He'd opposed per se in committee, worrying about the accuracy of the testing device. But he decided to do his own test. If he was still "legal" the way he felt at .06, he said, the .10 standard seemed all too reasonable.
* Students and teachers from Walt Whitman High School in Montgomery County. Two Whitman students were killed last year in a crash that split their BMW in half and pulled the community together in support of tighter sanctions.
* A House Judiciary Committee significantly reconstituted after the 1994 election in which many incumbents were defeated. The committee had fewer lawyers -- and at least one of those who remained dropped his opposition.
* In absentia, a young Baltimore County police officer who was killed shortly after graduating from the police academy. The story of his death was used to make a point: If a police officer, trained in the effects of alcohol, thought he was competent to drive after an evening of drinking, all the more reason to redouble the message for others. A drinker might not look drunk, act drunk or feel too drunk to drive, but the science shows that impairment of reflex and eyesight begins at relatively low levels of consumption.
* Sen. Ida G. Ruben and fellow Montgomery County Democrat Del. Gilbert G. Genn, the bill's sponsors.

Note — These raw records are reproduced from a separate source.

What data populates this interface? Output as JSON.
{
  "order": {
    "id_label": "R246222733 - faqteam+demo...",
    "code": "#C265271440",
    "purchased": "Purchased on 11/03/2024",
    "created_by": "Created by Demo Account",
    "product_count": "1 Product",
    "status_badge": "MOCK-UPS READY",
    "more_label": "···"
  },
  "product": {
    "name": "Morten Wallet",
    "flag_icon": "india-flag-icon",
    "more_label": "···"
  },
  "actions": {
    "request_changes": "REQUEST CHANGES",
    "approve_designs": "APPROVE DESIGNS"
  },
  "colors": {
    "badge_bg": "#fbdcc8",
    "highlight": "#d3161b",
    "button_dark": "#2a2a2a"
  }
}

"I'd like to think it was something I did, but I think it passed because the media helped make the issue public," Ms. Ruben said.
Ms. Ruben defended her bill successfully against the best that the Senate Judicial Proceedings chairman, Walter M. Baker, could send her way. A lawyer and skilled legislative debater, Mr. Baker attempted to amend it with what was called a "poison pill," an onerous records-checking procedure that would have preserved the sort of game playing that per se is designed to eliminate. There was some doubt at one point that Mr. Baker would permit a vote on the bill.
Ms. Ruben says she is convinced that Mr. Baker was not trying to make life easier for himself or his lawyer colleagues. He opposed it because the per se approach is truly repugnant to his sense of due process, she says.
Her own view: "If they're drunk, they ought to pay the price before they kill somebody."
Mr. Genn says the House Judiciary Committee's resolute opposition to the bill faded finally with the realization that "everyone is a potential victim or perpetrator." Anyone, he said, could be killed or kill if not sufficiently alert to the effect of alcohol. That was not new, of course, but this year it had the needed impact.
Having passed the per se law, Maryland might now qualify for more than $1 million in federal traffic safety funds. But that was not the objective. About 200 people were killed in Maryland last year in crashes involving alcohol.
Mr. Fell says the National Highway Traffic Safety Administration's studies show per se saves lives.
"We studied California, which accounts for 10 percent of the nation's fatalities," he says. "They lowered their [blood alcohol content] to .08 in 1990 and added administrative license revocation, and they saw a 12 percent decrease in alcohol-related deaths that year."
A 12 percent decrease in Maryland's death rate would have meant 24 lives saved last year.
The law might have an impact on attitudes among even the most inveterate drinkers and repeat offenders, the study showed.
The California study showed that "there was a significant decrease in the proportion of drivers who tested at .20 or greater" -- more than twice the legal limit].
Mr. Fell is hoping, no doubt, that the highways will someday resemble the new atmosphere at USAir Arena.
"The difference there is like night and day," he says.
C. Fraser Smith is a reporter for The Baltimore Sun.